According to Kumekucha, the swearing in ceremony was organised before the results were known:
One of the things the first blundering Kibaki administration will always be remembered for is incompetence. This clearly came out in the just concluded general election because the administration failed to even rig the general election competently without getting caught and left behind too much evidence forensic and otherwise.
It is now emerging that the swearing in ceremony was conducted minutes after the election “results” were read. Meaning that it had been organized well in advance and guests invited and seated, even before the general election results were known. There are even disturbing suggestions that it may have been done before the results were announced! Those suggesting this point to the swearing in footage which was done outdoors in relatively broad daylight and yet the results were read late in the day as it was getting dark. In 2002 the swearing in ceremony was done a day after the results were officially announced but this time there was a big hurry.
Update from Thinker’s Room:
• More about the burnt church in Eldoret. There are conflicting stories as to the number of people that were inside. Numbers are ranging from 50 to 250
• There is looming fuel shortage in most petrol stations in Nairobi
• The unrest in Kenya is affecting Uganda as well. (Uganda, being landlocked, gets a lot of its supplies from Kenya). Fuel stations in Uganda are running out of fuel.
• Goods are being held at the port at the request of buyers for fear that they will be looted/destroyed en route.
• Samuel Kivuitu, ECK chairman has made some interesting comments on TV

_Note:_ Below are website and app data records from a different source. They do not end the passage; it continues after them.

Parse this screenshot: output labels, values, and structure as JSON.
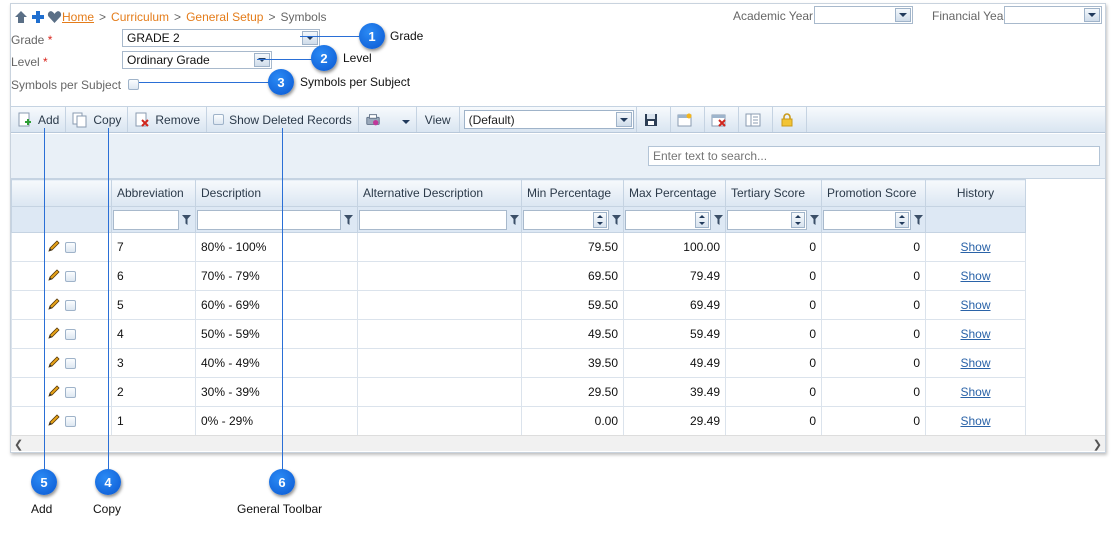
{
  "breadcrumb": {
    "home": "Home",
    "curriculum": "Curriculum",
    "general_setup": "General Setup",
    "current": "Symbols",
    "separator": ">"
  },
  "header": {
    "academic_year_label": "Academic Year",
    "financial_year_label": "Financial Year",
    "academic_year_value": "",
    "financial_year_value": ""
  },
  "form": {
    "grade_label": "Grade",
    "grade_value": "GRADE 2",
    "level_label": "Level",
    "level_value": "Ordinary Grade",
    "symbols_per_subject_label": "Symbols per Subject",
    "required_marker": "*"
  },
  "toolbar": {
    "add": "Add",
    "copy": "Copy",
    "remove": "Remove",
    "show_deleted": "Show Deleted Records",
    "view_label": "View",
    "view_value": "(Default)"
  },
  "search": {
    "placeholder": "Enter text to search..."
  },
  "grid": {
    "columns": [
      "Abbreviation",
      "Description",
      "Alternative Description",
      "Min Percentage",
      "Max Percentage",
      "Tertiary Score",
      "Promotion Score",
      "History"
    ],
    "rows": [
      {
        "abbreviation": "7",
        "description": "80% - 100%",
        "alt": "",
        "min": "79.50",
        "max": "100.00",
        "tertiary": "0",
        "promotion": "0",
        "history": "Show"
      },
      {
        "abbreviation": "6",
        "description": "70% - 79%",
        "alt": "",
        "min": "69.50",
        "max": "79.49",
        "tertiary": "0",
        "promotion": "0",
        "history": "Show"
      },
      {
        "abbreviation": "5",
        "description": "60% - 69%",
        "alt": "",
        "min": "59.50",
        "max": "69.49",
        "tertiary": "0",
        "promotion": "0",
        "history": "Show"
      },
      {
        "abbreviation": "4",
        "description": "50% - 59%",
        "alt": "",
        "min": "49.50",
        "max": "59.49",
        "tertiary": "0",
        "promotion": "0",
        "history": "Show"
      },
      {
        "abbreviation": "3",
        "description": "40% - 49%",
        "alt": "",
        "min": "39.50",
        "max": "49.49",
        "tertiary": "0",
        "promotion": "0",
        "history": "Show"
      },
      {
        "abbreviation": "2",
        "description": "30% - 39%",
        "alt": "",
        "min": "29.50",
        "max": "39.49",
        "tertiary": "0",
        "promotion": "0",
        "history": "Show"
      },
      {
        "abbreviation": "1",
        "description": "0% - 29%",
        "alt": "",
        "min": "0.00",
        "max": "29.49",
        "tertiary": "0",
        "promotion": "0",
        "history": "Show"
      }
    ]
  },
  "callouts": {
    "c1": {
      "num": "1",
      "label": "Grade"
    },
    "c2": {
      "num": "2",
      "label": "Level"
    },
    "c3": {
      "num": "3",
      "label": "Symbols per Subject"
    },
    "c4": {
      "num": "4",
      "label": "Copy"
    },
    "c5": {
      "num": "5",
      "label": "Add"
    },
    "c6": {
      "num": "6",
      "label": "General Toolbar"
    }
  },
  "colors": {
    "accent": "#0a57d1",
    "link": "#e47c1a",
    "toolbar_bg": "#d9e5f1"
  }
}
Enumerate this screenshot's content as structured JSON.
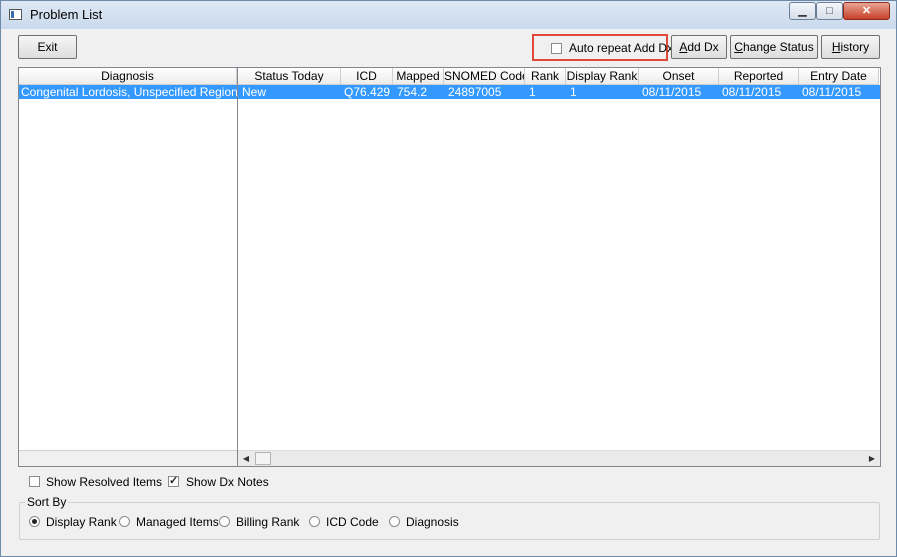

1. He was under intense pressure to make the announcement
2. He contemplated resignation but felt that he would be perceived as a coward
3. He claimed that the ECK had no legal standing to act on the objections of the political parties (Which I don’t buy, especially the discrepancy between results announced at constituency level and those at the KICC)
4. He made an even more fascinating statement about presidency being very challenging, and then proceeding to say that the problem was some of the people around the presidency. He culminated by saying that some of the people around the presidency should never have been born
Mental Acrobatics is working on initiatives to save the country:
Apologies for silence today, I have been running around trying to keep tabs on the various initiatives to save our country. I will put up some posts in the next few hours.
You can see some extremely disturbing photos at Joseph Karoki’s blog.
Finally, if you are in Kenya, you can SMS your news to Mashada Hotline:
If you’re in Kenya and have news on the elections, you likely have no voice or no way to tell the world. Spread the word to SMS your news to the Mashada forums via their SMS hotline.
Send your SMS to +44 762 480 2635